While the average cost per segment provides a general idea of the production expenses, it’s important to note that some segments may have significantly higher budgets. These high-end productions often involve complex storytelling, extensive travel, and cutting-edge cinematography.
For example, in 2018, 60 Minutes produced a segment titled “The Stormy Daniels Interview” which gained nationwide attention. This high-profile interview with the adult film star involved additional legal and security considerations, which likely added to the production costs.
Furthermore, high-end productions may require special equipment, advanced technology, and additional crew members. These factors can drive up the overall cost of production, but they also contribute to the show’s ability to deliver compelling and visually stunning segments.
Ethics of Paying News Sources
When it comes to news reporting, one of the most debated topics is whether or not news outlets should pay for interviews. This is especially true in the case of popular news programs like 60 Minutes. Let’s take a closer look at the ethics surrounding paying news sources and how it relates to 60 Minutes’ interview process.
Industry standards on payments

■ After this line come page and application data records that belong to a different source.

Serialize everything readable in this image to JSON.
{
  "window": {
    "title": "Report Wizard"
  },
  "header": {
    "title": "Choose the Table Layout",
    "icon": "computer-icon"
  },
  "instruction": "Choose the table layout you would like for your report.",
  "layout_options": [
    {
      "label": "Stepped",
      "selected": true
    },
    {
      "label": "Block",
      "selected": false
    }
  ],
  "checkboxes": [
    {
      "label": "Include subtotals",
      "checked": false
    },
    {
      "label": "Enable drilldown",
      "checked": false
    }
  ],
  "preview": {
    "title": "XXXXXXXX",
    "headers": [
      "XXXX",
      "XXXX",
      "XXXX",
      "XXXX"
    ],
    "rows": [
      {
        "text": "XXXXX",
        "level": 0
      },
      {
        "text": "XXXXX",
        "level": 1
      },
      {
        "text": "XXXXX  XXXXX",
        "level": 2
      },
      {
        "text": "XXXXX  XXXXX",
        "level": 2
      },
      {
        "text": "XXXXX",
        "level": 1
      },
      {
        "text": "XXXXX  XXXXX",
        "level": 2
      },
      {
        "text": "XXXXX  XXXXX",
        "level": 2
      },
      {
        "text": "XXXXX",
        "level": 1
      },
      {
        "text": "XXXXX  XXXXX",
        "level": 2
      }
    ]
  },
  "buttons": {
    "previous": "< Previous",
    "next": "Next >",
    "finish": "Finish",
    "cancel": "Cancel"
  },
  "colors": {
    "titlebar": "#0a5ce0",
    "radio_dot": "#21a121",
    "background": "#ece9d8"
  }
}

In the world of journalism, it is generally considered unethical to pay sources for interviews. The Society of Professional Journalists (SPJ), a leading organization in the field, states that journalists should “avoid conflicts of interest, real or perceived” and that “journalists should be free of obligation to any interest other than the public’s right to know.”
Furthermore, many news outlets, including 60 Minutes, have strict policies against paying for interviews. This is to ensure that the integrity of the reporting is not compromised and that the information provided is unbiased and truthful.
Pitfalls of paying sources
There are several reasons why paying sources for interviews can be problematic. Firstly, it can create a conflict of interest for both the journalist and the source. If a source is receiving payment for their story, they may be more inclined to embellish or exaggerate the facts in order to make their story more appealing to the news outlet.
Additionally, paying sources can also undermine the credibility of the news outlet. If it becomes known that a news organization is paying for interviews, it can raise questions about the reliability and objectivity of their reporting.
This can ultimately damage the reputation of both the outlet and the journalists involved.
Justifying payments in rare cases
While the general consensus is against paying for interviews, there are some rare cases where it may be justified. For example, if a source is in significant danger or facing severe repercussions for speaking out, compensating them for their interview may be seen as a way to protect their well-being.
However, even in these exceptional cases, news organizations must carefully consider the potential ethical implications and weigh the importance of the story against the risks of paying for information.
In summary, 60 Minutes has a clear policy against directly paying sources for interviews. However, they do incur significant production costs for high-profile interviews and will occasionally compensate whistleblowers or pay for incidental costs like lodging.
By leveraging CBS News’ vast resources and capitalizing on their huge audience, 60 Minutes is able to land news-making interviews without cutting checks directly to sources.